**WORK TO BE COMPLETED:** The response must contain each line of the material that holds "right".

**EXTRACTED RECORDS:**
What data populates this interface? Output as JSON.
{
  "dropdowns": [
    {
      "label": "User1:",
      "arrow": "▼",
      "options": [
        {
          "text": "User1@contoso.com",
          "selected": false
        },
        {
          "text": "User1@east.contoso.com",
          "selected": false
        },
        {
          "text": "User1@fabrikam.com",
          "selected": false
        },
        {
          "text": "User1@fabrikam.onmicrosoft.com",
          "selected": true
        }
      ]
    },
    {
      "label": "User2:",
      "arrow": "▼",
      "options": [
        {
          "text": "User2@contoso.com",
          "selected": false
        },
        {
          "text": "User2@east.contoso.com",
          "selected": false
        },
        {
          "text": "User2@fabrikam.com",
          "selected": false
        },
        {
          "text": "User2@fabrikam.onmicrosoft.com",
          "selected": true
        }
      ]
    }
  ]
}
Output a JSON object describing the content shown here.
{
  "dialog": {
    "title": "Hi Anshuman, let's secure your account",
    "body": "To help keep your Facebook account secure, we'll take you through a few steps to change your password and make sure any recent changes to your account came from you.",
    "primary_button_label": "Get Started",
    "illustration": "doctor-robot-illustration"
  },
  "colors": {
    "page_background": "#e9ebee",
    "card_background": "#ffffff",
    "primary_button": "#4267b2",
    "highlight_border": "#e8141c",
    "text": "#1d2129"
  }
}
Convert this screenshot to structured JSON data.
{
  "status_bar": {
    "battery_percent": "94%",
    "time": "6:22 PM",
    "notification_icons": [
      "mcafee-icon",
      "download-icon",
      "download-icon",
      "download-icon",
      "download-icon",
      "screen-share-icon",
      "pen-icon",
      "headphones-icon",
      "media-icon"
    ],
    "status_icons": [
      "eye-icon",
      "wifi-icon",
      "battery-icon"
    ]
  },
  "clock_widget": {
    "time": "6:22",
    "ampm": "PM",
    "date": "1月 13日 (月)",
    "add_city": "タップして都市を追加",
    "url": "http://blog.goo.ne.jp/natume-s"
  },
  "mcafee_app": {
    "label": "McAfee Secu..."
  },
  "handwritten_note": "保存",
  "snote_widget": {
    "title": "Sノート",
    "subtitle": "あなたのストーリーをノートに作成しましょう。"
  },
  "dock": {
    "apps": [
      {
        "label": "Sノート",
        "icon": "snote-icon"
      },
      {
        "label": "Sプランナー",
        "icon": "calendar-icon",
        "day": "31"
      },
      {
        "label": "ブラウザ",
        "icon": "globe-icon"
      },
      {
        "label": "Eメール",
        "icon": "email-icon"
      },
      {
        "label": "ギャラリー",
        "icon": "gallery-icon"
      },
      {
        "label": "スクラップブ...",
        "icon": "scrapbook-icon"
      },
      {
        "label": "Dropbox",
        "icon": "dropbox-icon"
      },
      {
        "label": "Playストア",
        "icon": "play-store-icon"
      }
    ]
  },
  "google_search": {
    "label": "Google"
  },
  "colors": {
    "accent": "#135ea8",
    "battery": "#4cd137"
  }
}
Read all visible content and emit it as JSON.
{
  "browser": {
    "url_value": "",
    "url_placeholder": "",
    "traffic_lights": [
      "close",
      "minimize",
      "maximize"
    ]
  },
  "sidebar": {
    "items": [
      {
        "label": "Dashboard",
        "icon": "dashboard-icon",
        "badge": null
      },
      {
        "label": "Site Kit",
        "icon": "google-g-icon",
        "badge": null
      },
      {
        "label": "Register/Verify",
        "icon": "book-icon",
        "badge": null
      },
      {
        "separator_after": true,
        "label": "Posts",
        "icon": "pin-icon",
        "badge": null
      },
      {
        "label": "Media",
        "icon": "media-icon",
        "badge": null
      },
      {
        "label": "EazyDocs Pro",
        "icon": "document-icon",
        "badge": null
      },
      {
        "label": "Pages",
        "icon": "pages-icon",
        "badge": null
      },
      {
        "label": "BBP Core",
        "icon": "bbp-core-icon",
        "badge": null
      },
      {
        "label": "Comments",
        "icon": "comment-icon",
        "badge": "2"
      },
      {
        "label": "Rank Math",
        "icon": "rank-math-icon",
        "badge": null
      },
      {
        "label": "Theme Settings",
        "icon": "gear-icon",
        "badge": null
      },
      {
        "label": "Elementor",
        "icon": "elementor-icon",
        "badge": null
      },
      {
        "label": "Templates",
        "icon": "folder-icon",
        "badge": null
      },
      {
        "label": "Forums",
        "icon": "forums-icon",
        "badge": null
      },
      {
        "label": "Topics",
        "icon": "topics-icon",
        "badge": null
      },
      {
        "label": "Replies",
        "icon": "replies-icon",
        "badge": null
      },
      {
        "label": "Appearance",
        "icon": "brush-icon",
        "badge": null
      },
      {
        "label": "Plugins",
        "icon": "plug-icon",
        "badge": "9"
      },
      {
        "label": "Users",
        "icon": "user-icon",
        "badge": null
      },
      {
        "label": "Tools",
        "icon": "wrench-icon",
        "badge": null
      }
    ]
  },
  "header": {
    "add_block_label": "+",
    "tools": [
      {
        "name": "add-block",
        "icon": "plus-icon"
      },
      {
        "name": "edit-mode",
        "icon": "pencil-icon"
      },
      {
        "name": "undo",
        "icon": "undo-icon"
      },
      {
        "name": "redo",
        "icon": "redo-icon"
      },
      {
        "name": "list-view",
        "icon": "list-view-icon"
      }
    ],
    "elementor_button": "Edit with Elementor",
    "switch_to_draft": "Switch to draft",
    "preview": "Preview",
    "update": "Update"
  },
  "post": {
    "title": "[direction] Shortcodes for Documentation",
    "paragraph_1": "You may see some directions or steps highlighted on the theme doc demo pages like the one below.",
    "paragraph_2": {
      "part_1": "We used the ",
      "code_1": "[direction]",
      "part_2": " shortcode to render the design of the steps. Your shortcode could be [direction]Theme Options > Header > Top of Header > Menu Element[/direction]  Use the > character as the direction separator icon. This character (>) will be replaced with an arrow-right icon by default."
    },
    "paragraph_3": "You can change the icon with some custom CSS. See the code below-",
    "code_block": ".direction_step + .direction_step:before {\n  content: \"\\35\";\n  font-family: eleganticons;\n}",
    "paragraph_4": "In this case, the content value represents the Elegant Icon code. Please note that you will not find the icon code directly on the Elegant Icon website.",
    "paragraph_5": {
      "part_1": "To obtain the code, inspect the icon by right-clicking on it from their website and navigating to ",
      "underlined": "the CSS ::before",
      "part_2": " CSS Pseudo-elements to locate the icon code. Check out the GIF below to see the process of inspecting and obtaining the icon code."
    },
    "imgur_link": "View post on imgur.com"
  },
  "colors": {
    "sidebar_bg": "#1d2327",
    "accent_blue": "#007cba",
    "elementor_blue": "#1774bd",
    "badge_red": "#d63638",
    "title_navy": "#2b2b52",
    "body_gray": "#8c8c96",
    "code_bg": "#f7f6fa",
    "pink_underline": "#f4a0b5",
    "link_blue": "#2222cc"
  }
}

**FINAL ANSWER:**
      "part_2": " shortcode to render the design of the steps. Your shortcode could be [direction]Theme Options > Header > Top of Header > Menu Element[/direction]  Use the > character as the direction separator icon. This character (>) will be replaced with an arrow-right icon by default."
      "part_1": "To obtain the code, inspect the icon by right-clicking on it from their website and navigating to ",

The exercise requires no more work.